EXERCISE INSTRUCTIONS: Leaving the images out, output each entry below exactly.

GIVEN INFORMATION:
● ● ●
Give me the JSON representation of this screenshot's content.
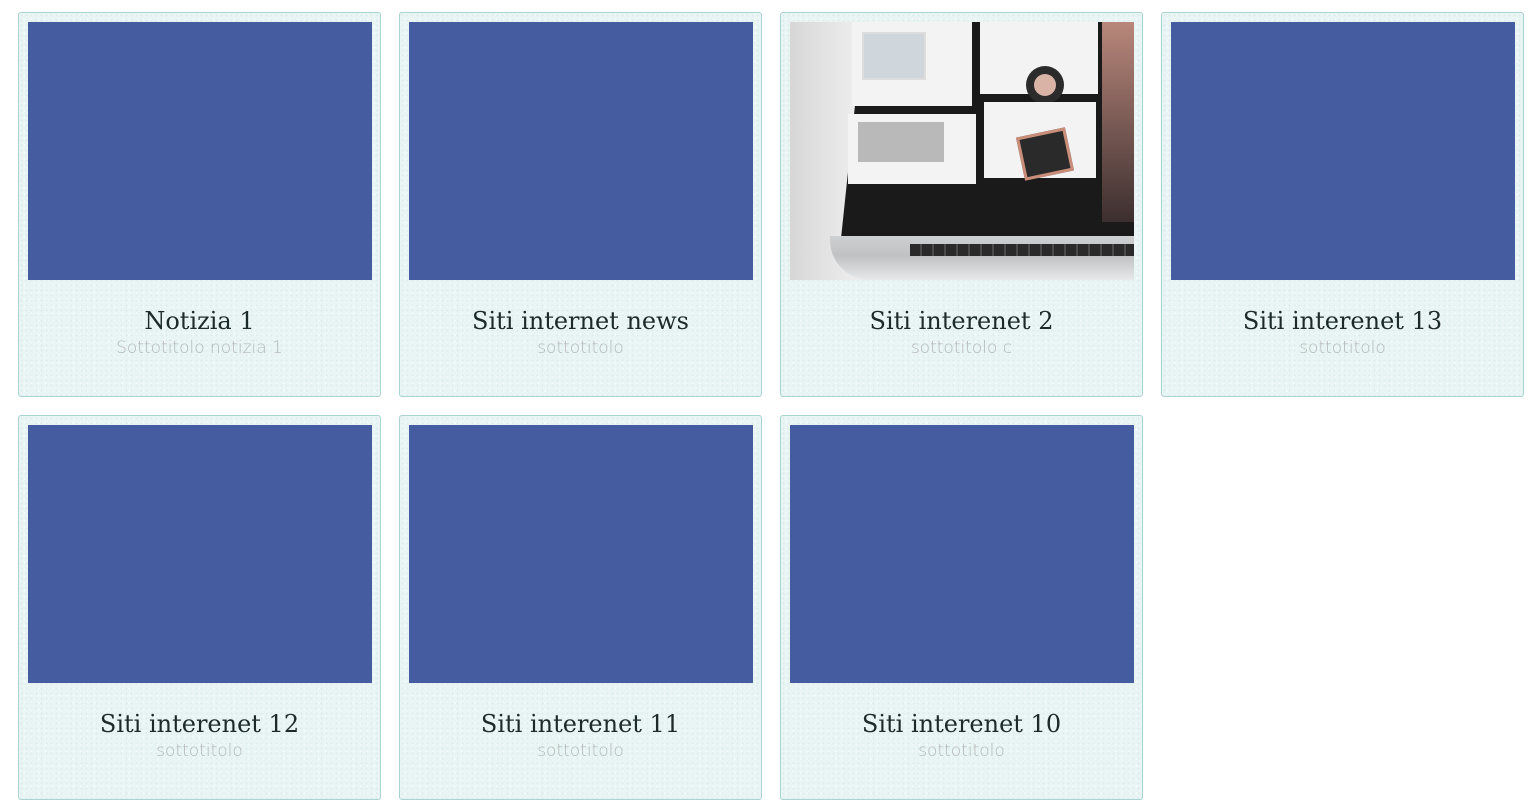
{
  "cards": [
    {
      "title": "Notizia 1",
      "subtitle": "Sottotitolo notizia 1",
      "thumbnail_color": "#465ca1",
      "has_photo": false
    },
    {
      "title": "Siti internet news",
      "subtitle": "sottotitolo",
      "thumbnail_color": "#465ca1",
      "has_photo": false
    },
    {
      "title": "Siti interenet 2",
      "subtitle": "sottotitolo c",
      "thumbnail_color": null,
      "has_photo": true
    },
    {
      "title": "Siti interenet 13",
      "subtitle": "sottotitolo",
      "thumbnail_color": "#465ca1",
      "has_photo": false
    },
    {
      "title": "Siti interenet 12",
      "subtitle": "sottotitolo",
      "thumbnail_color": "#465ca1",
      "has_photo": false
    },
    {
      "title": "Siti interenet 11",
      "subtitle": "sottotitolo",
      "thumbnail_color": "#465ca1",
      "has_photo": false
    },
    {
      "title": "Siti interenet 10",
      "subtitle": "sottotitolo",
      "thumbnail_color": "#465ca1",
      "has_photo": false
    }
  ],
  "colors": {
    "card_background": "#e8f5f4",
    "card_border": "#a9d4d2",
    "placeholder": "#465ca1",
    "title_text": "#1d2a2a",
    "subtitle_text": "#b3b6b6"
  }
}
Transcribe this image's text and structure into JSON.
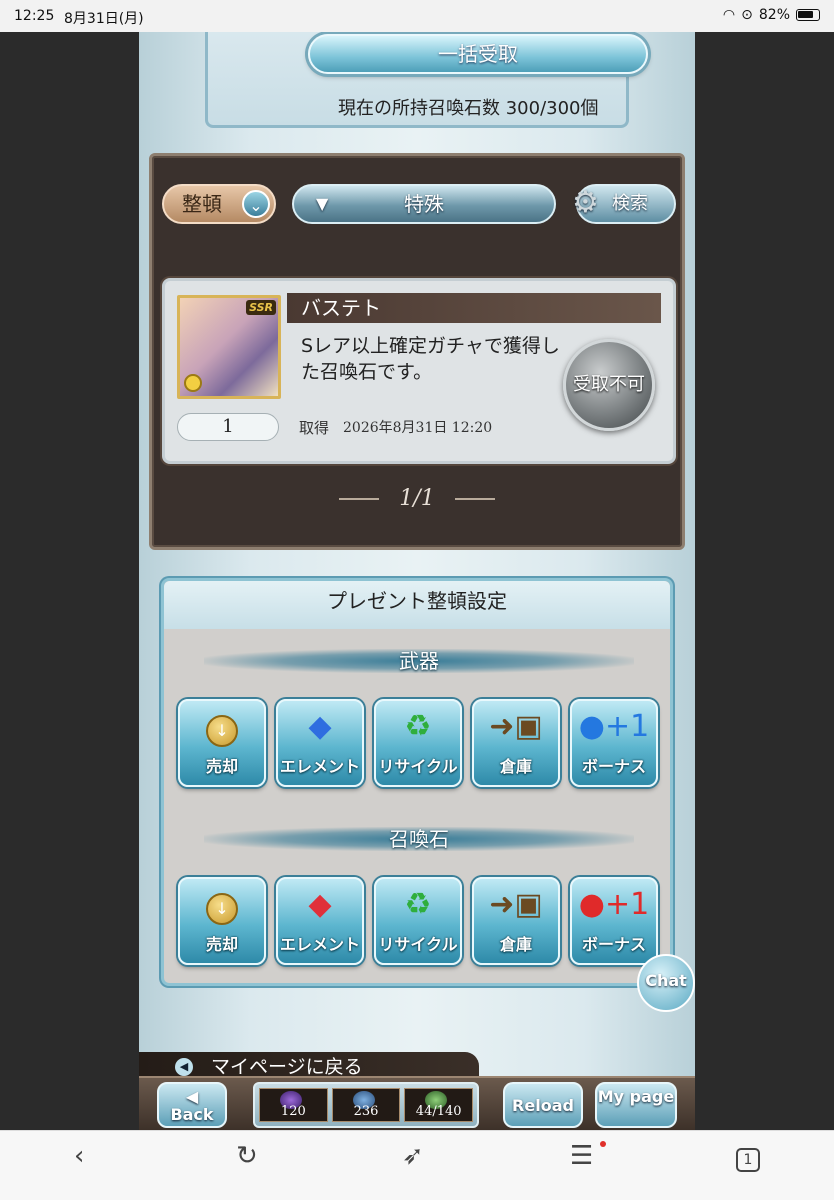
{
  "status_bar": {
    "time": "12:25",
    "date": "8月31日(月)",
    "battery": "82%"
  },
  "receive": {
    "receive_all_label": "一括受取",
    "stone_count": "現在の所持召喚石数 300/300個"
  },
  "list": {
    "sort_label": "整頓",
    "filter_label": "特殊",
    "search_label": "検索",
    "item": {
      "name": "バステト",
      "rarity": "SSR",
      "description": "Sレア以上確定ガチャで獲得した召喚石です。",
      "quantity": "1",
      "acquired_label": "取得",
      "acquired_date": "2026年8月31日 12:20",
      "receive_status_label": "受取不可"
    },
    "pager": "1/1"
  },
  "settings": {
    "title": "プレゼント整頓設定",
    "weapon_section": "武器",
    "summon_section": "召喚石",
    "weapon_buttons": [
      "売却",
      "エレメント",
      "リサイクル",
      "倉庫",
      "ボーナス"
    ],
    "summon_buttons": [
      "売却",
      "エレメント",
      "リサイクル",
      "倉庫",
      "ボーナス"
    ]
  },
  "chat_label": "Chat",
  "back_to_mypage": "マイページに戻る",
  "footer": {
    "back_label": "Back",
    "reload_label": "Reload",
    "mypage_label": "My page",
    "counters": [
      "120",
      "236",
      "44/140"
    ]
  },
  "browser": {
    "tab_count": "1"
  },
  "colors": {
    "accent": "#5db6cf",
    "panel_dark": "#3a312d",
    "notification_dot": "#e0302a"
  }
}
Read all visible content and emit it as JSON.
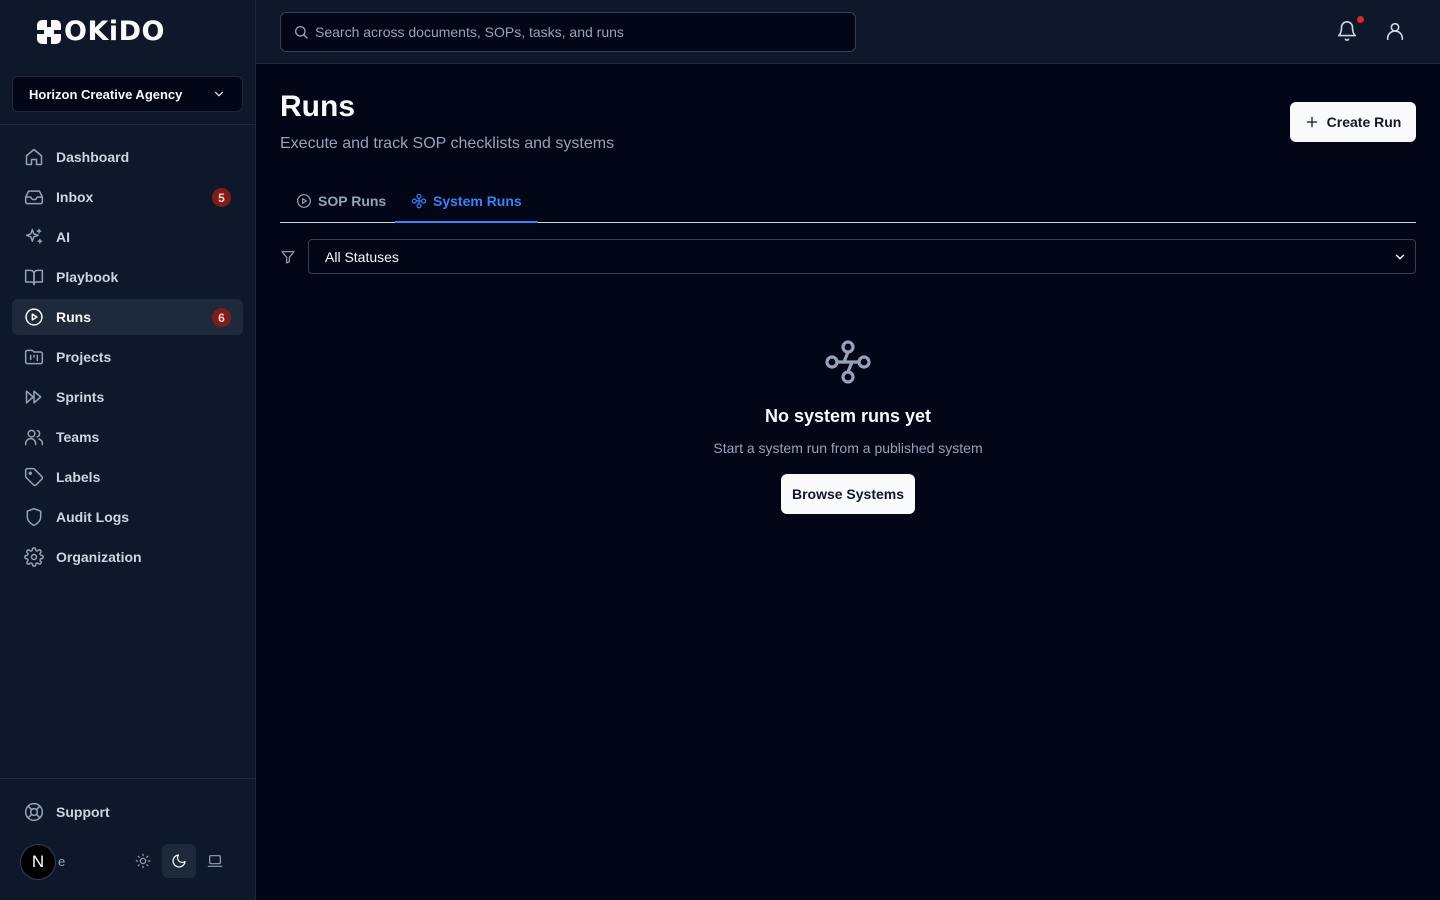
{
  "brand": {
    "name": "OKiDO"
  },
  "org_selector": {
    "value": "Horizon Creative Agency"
  },
  "sidebar": {
    "items": [
      {
        "label": "Dashboard",
        "icon": "home-icon"
      },
      {
        "label": "Inbox",
        "icon": "inbox-icon",
        "badge": "5"
      },
      {
        "label": "AI",
        "icon": "sparkles-icon"
      },
      {
        "label": "Playbook",
        "icon": "book-open-icon"
      },
      {
        "label": "Runs",
        "icon": "play-circle-icon",
        "badge": "6",
        "active": true
      },
      {
        "label": "Projects",
        "icon": "folder-kanban-icon"
      },
      {
        "label": "Sprints",
        "icon": "fast-forward-icon"
      },
      {
        "label": "Teams",
        "icon": "users-icon"
      },
      {
        "label": "Labels",
        "icon": "tag-icon"
      },
      {
        "label": "Audit Logs",
        "icon": "shield-icon"
      },
      {
        "label": "Organization",
        "icon": "gear-icon"
      }
    ],
    "support_label": "Support",
    "user": {
      "initial": "N",
      "name_fragment": "e"
    }
  },
  "search": {
    "placeholder": "Search across documents, SOPs, tasks, and runs"
  },
  "main": {
    "title": "Runs",
    "subtitle": "Execute and track SOP checklists and systems",
    "create_label": "Create Run",
    "tabs": [
      {
        "label": "SOP Runs",
        "icon": "play-circle-icon"
      },
      {
        "label": "System Runs",
        "icon": "workflow-icon",
        "active": true
      }
    ],
    "filter": {
      "selected": "All Statuses"
    },
    "empty": {
      "title": "No system runs yet",
      "subtitle": "Start a system run from a published system",
      "button_label": "Browse Systems"
    }
  },
  "colors": {
    "background": "#020617",
    "sidebar": "#0f172a",
    "accent": "#3b82f6",
    "badge": "#7f1d1d",
    "notification_dot": "#dc2626"
  }
}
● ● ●
EXERCISE OUTPUT:
Give me the JSON representation of this screenshot's content.
{
  "cards": [
    {
      "title": "Notizia 1",
      "subtitle": "Sottotitolo notizia 1",
      "thumbnail_color": "#465ca1",
      "has_photo": false
    },
    {
      "title": "Siti internet news",
      "subtitle": "sottotitolo",
      "thumbnail_color": "#465ca1",
      "has_photo": false
    },
    {
      "title": "Siti interenet 2",
      "subtitle": "sottotitolo c",
      "thumbnail_color": null,
      "has_photo": true
    },
    {
      "title": "Siti interenet 13",
      "subtitle": "sottotitolo",
      "thumbnail_color": "#465ca1",
      "has_photo": false
    },
    {
      "title": "Siti interenet 12",
      "subtitle": "sottotitolo",
      "thumbnail_color": "#465ca1",
      "has_photo": false
    },
    {
      "title": "Siti interenet 11",
      "subtitle": "sottotitolo",
      "thumbnail_color": "#465ca1",
      "has_photo": false
    },
    {
      "title": "Siti interenet 10",
      "subtitle": "sottotitolo",
      "thumbnail_color": "#465ca1",
      "has_photo": false
    }
  ],
  "colors": {
    "card_background": "#e8f5f4",
    "card_border": "#a9d4d2",
    "placeholder": "#465ca1",
    "title_text": "#1d2a2a",
    "subtitle_text": "#b3b6b6"
  }
}
Transcribe this image's text and structure into JSON.
{
  "status_bar": {
    "time": "12:25",
    "date": "8月31日(月)",
    "battery": "82%"
  },
  "receive": {
    "receive_all_label": "一括受取",
    "stone_count": "現在の所持召喚石数 300/300個"
  },
  "list": {
    "sort_label": "整頓",
    "filter_label": "特殊",
    "search_label": "検索",
    "item": {
      "name": "バステト",
      "rarity": "SSR",
      "description": "Sレア以上確定ガチャで獲得した召喚石です。",
      "quantity": "1",
      "acquired_label": "取得",
      "acquired_date": "2026年8月31日 12:20",
      "receive_status_label": "受取不可"
    },
    "pager": "1/1"
  },
  "settings": {
    "title": "プレゼント整頓設定",
    "weapon_section": "武器",
    "summon_section": "召喚石",
    "weapon_buttons": [
      "売却",
      "エレメント",
      "リサイクル",
      "倉庫",
      "ボーナス"
    ],
    "summon_buttons": [
      "売却",
      "エレメント",
      "リサイクル",
      "倉庫",
      "ボーナス"
    ]
  },
  "chat_label": "Chat",
  "back_to_mypage": "マイページに戻る",
  "footer": {
    "back_label": "Back",
    "reload_label": "Reload",
    "mypage_label": "My page",
    "counters": [
      "120",
      "236",
      "44/140"
    ]
  },
  "browser": {
    "tab_count": "1"
  },
  "colors": {
    "accent": "#5db6cf",
    "panel_dark": "#3a312d",
    "notification_dot": "#e0302a"
  }
}
Read all visible content and emit it as JSON.
{
  "brand": {
    "name": "OKiDO"
  },
  "org_selector": {
    "value": "Horizon Creative Agency"
  },
  "sidebar": {
    "items": [
      {
        "label": "Dashboard",
        "icon": "home-icon"
      },
      {
        "label": "Inbox",
        "icon": "inbox-icon",
        "badge": "5"
      },
      {
        "label": "AI",
        "icon": "sparkles-icon"
      },
      {
        "label": "Playbook",
        "icon": "book-open-icon"
      },
      {
        "label": "Runs",
        "icon": "play-circle-icon",
        "badge": "6",
        "active": true
      },
      {
        "label": "Projects",
        "icon": "folder-kanban-icon"
      },
      {
        "label": "Sprints",
        "icon": "fast-forward-icon"
      },
      {
        "label": "Teams",
        "icon": "users-icon"
      },
      {
        "label": "Labels",
        "icon": "tag-icon"
      },
      {
        "label": "Audit Logs",
        "icon": "shield-icon"
      },
      {
        "label": "Organization",
        "icon": "gear-icon"
      }
    ],
    "support_label": "Support",
    "user": {
      "initial": "N",
      "name_fragment": "e"
    }
  },
  "search": {
    "placeholder": "Search across documents, SOPs, tasks, and runs"
  },
  "main": {
    "title": "Runs",
    "subtitle": "Execute and track SOP checklists and systems",
    "create_label": "Create Run",
    "tabs": [
      {
        "label": "SOP Runs",
        "icon": "play-circle-icon"
      },
      {
        "label": "System Runs",
        "icon": "workflow-icon",
        "active": true
      }
    ],
    "filter": {
      "selected": "All Statuses"
    },
    "empty": {
      "title": "No system runs yet",
      "subtitle": "Start a system run from a published system",
      "button_label": "Browse Systems"
    }
  },
  "colors": {
    "background": "#020617",
    "sidebar": "#0f172a",
    "accent": "#3b82f6",
    "badge": "#7f1d1d",
    "notification_dot": "#dc2626"
  }
}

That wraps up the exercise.